As a people we profess to be reformers, to be light bearers in the world, to be faithful sentinels for God, guarding every avenue whereby Satan could come in with his temptations to pervert the appetite. Our example and influence must be a power on the side of reform. We must abstain from any practice which will blunt the conscience or encourage temptation. We must open no door that will give Satan access to the mind of one human being formed in the image of God. If all would be vigilant and faithful in guarding the little openings made by the moderate use of the so-called harmless wine and cider, the highway to drunkenness would be closed up. What is needed in every community is firm purpose, and a will to touch not, taste not, handle not; then the temperance reformation will be strong, permanent, and thorough.
The love of money will lead men to violate conscience. Perhaps that very money may be brought to the Lord's treasury, but He will not accept any such offering; it is an offense to Him. It was obtained by transgressing His law, which requires that a man love his neighbour as himself. It is no excuse for the transgressor to say that if he had not made wine or cider, somebody else would, and his neighbour might have become a drunkard just the same. Because some will place the bottle to their neighbour's lips, will Christians venture to stain their garments with the blood of souls,--to incur the curse pronounced
upon these who place this temptation in the way of erring men? Jesus calls upon His followers to stand under His banner and aid in destroying the works of the devil.
The world's Redeemer, who knows well the state of society in the last days, represents eating and drinking as the sins that condemn this age.
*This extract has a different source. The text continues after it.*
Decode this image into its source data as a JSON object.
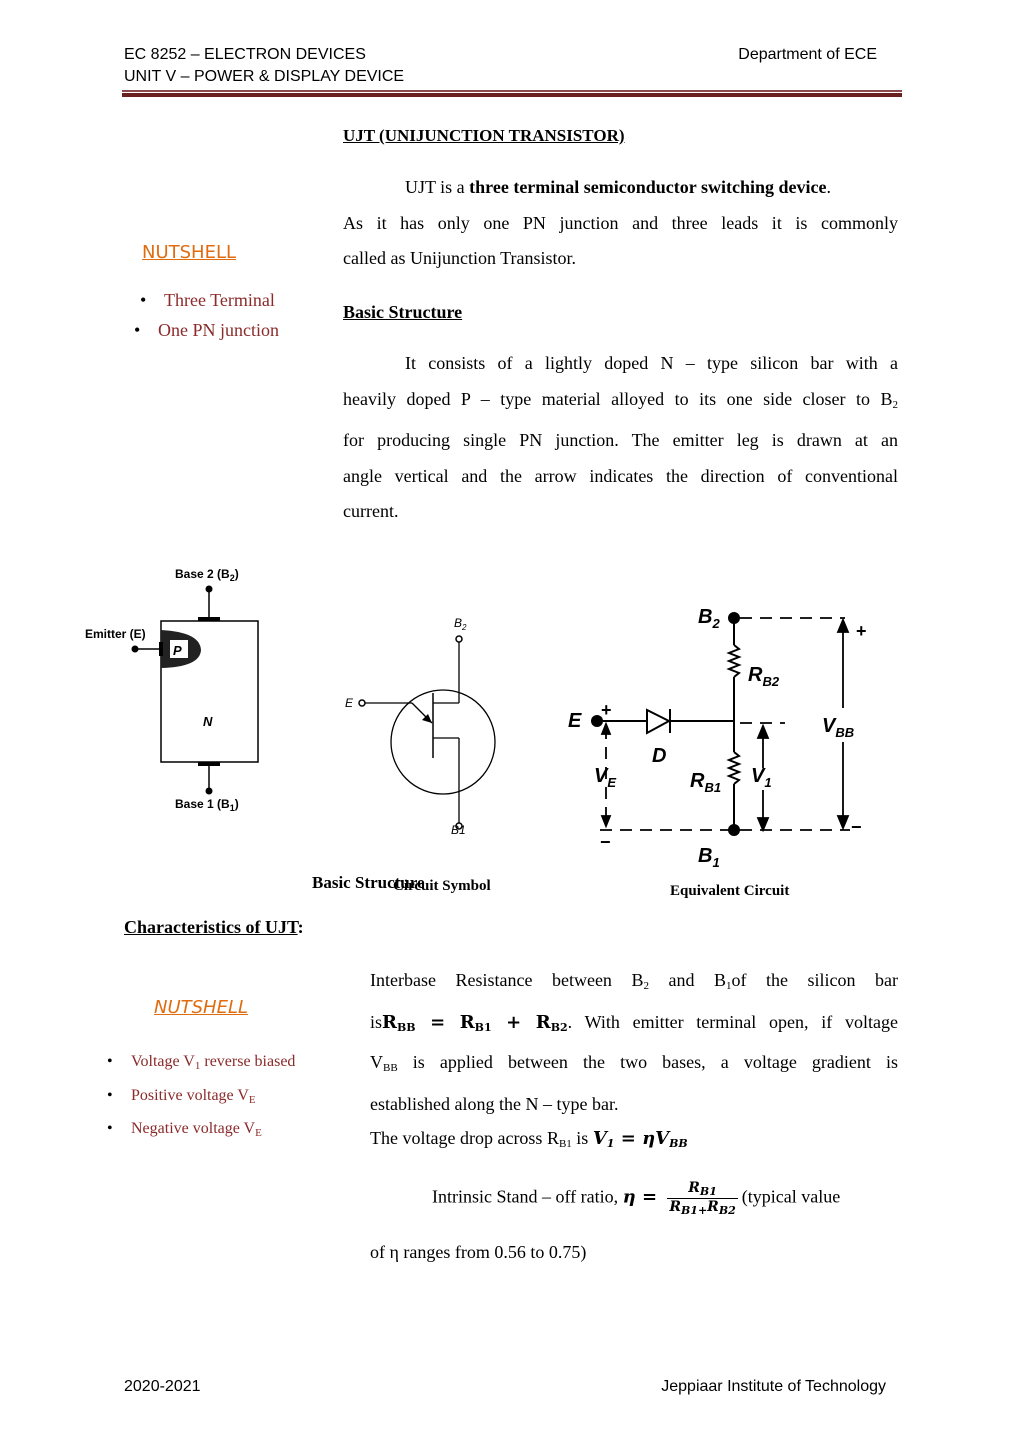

He tells us that as it was in the days of Noah, so shall it be when the Son of man is revealed. "They were eating and drinking, marrying and giving in marriage, until the day that Noah entered into the ark, and knew not until the Flood came, and took them all away." Just such a state of things will exist in the last days, and those who believe these warnings will use the utmost caution not to take a course that will bring them under condemnation.
Brethren, let us look at this matter in the light of the Scriptures and exert a decided influence on the side of temperance in all things. Apples and grapes are God's gifts; they may be put to excellent use as healthful articles of food, or they may be abused by being put to a wrong use. Already God is blighting the grapevine and the apple crop because of men's sinful practices. We stand before the world as reformers; let us give no occasion for infidels or unbelievers to reproach our faith. Said Christ: "Ye are the salt of the earth," "the light of the world." Let us show that our hearts and consciences are under the transforming influence of divine grace, and that our lives are governed by the pure principles of the law of God, even though these principles may require the sacrifice of temporal interests.